If you are going before work, what time will you have to wake up in the morning? Working out first thing in the morning isn’t for everyone, so again, ask if you can see yourself doing it over time. Can you get to bed at a decent time so you’re not hitting the snooze button?

If you decide to go the gym in the evening, how will that impact your life at home, time with friends or chores and errands?

If you go on the weekends, how much time can you realistically commit?

Let’s try another resolution. Say your goal is to save money and you want to do that by cutting down on eating out, but most of your social life revolves around having dinner and drinks with friends.

Does that mean you’re going to see your friends a little less often? Or, can you still stay as social, but change things up a bit – maybe invite your friends over for coffee or a glass of wine instead or for a home-cooked meal. Or, maybe you want to check out some free things to do around town and invite your friends to come along.

Before going all-or-nothing into a goal (and having your friends wonder why you’re not around anymore), work out how it will affect other areas of your life and what adjustments you might want to make as a result.

You don’t have to commit 100% right away

Change takes time, especially if you are giving yourself a big lifestyle overhaul.

Say you decide that it’s time for you to go vegetarian. You’ve thought about it for a long time and you feel ready.

But, it doesn’t mean that you need to go cold turkey (pardon the pun) on meat fish, and poultry as soon as we roll over to January 1.

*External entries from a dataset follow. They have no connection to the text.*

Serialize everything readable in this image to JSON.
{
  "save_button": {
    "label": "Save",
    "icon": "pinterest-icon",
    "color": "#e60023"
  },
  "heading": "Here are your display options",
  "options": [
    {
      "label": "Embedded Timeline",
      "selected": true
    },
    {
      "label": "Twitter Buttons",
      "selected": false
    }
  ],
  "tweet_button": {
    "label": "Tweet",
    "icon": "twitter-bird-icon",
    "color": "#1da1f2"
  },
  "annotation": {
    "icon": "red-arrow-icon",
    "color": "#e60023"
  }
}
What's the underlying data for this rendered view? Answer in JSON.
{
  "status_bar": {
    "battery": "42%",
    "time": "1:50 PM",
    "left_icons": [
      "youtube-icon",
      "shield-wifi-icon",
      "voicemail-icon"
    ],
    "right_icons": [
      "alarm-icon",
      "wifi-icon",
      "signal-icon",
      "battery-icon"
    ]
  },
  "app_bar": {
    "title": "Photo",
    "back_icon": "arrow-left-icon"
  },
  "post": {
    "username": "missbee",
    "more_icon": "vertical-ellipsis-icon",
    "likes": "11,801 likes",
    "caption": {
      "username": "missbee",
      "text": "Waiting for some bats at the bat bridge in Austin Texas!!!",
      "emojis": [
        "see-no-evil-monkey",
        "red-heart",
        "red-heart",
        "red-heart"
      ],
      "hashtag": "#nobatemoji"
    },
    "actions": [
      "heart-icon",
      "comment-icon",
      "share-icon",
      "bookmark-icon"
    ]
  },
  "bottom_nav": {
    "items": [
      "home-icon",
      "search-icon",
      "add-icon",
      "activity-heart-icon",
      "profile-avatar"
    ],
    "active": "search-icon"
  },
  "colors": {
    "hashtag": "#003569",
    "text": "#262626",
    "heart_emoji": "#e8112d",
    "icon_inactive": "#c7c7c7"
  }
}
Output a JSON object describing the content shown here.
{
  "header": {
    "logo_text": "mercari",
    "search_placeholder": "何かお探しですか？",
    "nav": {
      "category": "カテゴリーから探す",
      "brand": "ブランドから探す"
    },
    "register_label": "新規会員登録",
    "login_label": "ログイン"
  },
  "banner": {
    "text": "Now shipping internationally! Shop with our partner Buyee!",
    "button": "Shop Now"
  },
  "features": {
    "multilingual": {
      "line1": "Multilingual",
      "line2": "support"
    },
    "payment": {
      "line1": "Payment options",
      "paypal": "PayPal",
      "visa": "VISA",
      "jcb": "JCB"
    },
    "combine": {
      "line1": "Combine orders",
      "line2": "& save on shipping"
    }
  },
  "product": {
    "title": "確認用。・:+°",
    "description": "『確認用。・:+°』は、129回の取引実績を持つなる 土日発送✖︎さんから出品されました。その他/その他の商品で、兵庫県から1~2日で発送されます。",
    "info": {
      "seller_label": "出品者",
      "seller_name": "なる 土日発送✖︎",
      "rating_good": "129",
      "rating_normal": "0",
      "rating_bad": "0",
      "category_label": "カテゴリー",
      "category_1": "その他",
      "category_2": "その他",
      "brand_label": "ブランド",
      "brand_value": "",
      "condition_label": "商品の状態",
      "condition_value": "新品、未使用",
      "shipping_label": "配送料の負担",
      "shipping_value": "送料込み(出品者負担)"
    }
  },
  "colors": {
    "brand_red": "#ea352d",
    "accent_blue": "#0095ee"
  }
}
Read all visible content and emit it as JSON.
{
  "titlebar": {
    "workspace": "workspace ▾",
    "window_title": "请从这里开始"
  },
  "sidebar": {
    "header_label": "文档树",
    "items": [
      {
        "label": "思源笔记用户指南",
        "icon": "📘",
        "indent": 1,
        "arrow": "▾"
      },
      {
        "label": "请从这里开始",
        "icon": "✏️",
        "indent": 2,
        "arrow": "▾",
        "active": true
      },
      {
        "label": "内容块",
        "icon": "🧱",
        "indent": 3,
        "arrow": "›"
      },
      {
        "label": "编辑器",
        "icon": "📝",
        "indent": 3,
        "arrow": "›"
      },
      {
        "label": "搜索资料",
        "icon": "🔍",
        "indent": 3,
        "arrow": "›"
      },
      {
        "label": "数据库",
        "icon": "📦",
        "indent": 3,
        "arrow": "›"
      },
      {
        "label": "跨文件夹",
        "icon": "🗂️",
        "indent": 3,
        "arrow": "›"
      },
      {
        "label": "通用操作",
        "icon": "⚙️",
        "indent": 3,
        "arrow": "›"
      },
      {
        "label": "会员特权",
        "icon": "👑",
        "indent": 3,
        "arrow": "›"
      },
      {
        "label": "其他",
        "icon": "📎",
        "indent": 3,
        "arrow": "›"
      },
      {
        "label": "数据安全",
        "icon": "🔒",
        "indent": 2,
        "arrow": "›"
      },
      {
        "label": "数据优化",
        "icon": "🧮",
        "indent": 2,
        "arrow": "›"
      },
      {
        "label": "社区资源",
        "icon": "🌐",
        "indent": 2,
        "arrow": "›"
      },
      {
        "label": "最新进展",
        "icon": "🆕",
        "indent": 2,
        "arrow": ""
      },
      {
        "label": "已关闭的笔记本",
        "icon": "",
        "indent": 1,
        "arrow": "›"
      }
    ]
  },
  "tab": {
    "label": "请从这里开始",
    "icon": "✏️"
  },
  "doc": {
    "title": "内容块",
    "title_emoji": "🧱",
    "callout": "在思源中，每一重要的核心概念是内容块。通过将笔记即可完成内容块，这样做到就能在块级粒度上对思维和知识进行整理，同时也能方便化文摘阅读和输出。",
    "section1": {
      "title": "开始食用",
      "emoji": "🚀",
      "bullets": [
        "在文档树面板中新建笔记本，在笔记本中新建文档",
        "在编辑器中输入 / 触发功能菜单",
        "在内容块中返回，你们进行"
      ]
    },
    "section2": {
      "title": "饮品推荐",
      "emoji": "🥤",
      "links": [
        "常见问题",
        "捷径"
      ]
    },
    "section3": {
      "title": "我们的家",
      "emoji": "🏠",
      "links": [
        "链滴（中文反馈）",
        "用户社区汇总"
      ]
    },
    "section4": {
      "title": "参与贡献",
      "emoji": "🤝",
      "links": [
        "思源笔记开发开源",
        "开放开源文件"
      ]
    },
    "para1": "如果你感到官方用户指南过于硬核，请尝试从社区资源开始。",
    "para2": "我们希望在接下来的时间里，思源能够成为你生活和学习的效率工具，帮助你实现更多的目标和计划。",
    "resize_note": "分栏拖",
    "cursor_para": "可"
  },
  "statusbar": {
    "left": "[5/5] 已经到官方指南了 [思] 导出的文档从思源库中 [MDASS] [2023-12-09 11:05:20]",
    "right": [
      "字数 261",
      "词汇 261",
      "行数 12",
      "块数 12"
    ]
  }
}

Instead, you could start by cutting out one type of food. Maybe you want to start with beef or pork for the first two months of the year. After that, you can cut out another type of food.

And, along the way, you could create other smaller goals for yourself. Maybe you want to try one new vegetarian recipe a week. Or, maybe you want to have a certain number of days per week where you only eat veg – perhaps you could start every Monday in January and then in February add Tuesday into the mix as well.

Feel it out, let your body and mind adjust and along the way you’ll get to know whether this is a lifestyle change that’s right for you.

Plan it out

Maybe your New Year’s resolution is to turn a hobby business into a full-time gig by the end of the year.

That’s ambitious, but a lot of resolutions are.

So, work it out. What will you need to do every day, week or month to make it happen? Setting an intention is great, but if you don’t have an action plan to back it up, then the results will rarely fall into your lap.

Or, maybe your resolution is simply to try more new things. Do you already have some ideas on what those are? Start writing them down and assign one for each month – that will give you 12 new experiences throughout the year and you can always add more as you go along.

And, if a change does feel overwhelming, then try to see how this monthly approach could work. If you want to cut down on sugar, for example, then make it a goal to implement one change to support that resolution every month. Maybe in January you could join a cooking class for healthy eating. In February, you could decide to cut out sugar from your coffee. In March, you could decide to cut down to one dessert per week.

And, if you are joining a gym, then you could also plan it out to go three times a week on your lunch break in the winter and then add a fourth day on in the spring. In the summer, maybe you’ll want to try switching to morning workouts or adding in a yoga class every Saturday.

These are just some ideas, but by the end of the year you’ll have made 12 big steps towards achieving a goal.

Remember, too, that if your resolution is something that you want to stick to for the long-run, then taking it slow at the start is going to help it take root in your life.

Big changes rarely happen overnight and approaching your resolutions with realistic plans and a willingness to ease into them will help you create goals that feel reachable rather than overwhelming.

Liz Worth

Tarot reader and author of four books: PostApoc, Amphetamine Heart, and Treat Me Like Dirt: An Oral History of Punk in Toronto and Beyond. No Work Finished Here: Rewriting Andy Warhol, will be published by BookThug this Fall. Currently rewriting Twin Peaks scripts as poetry.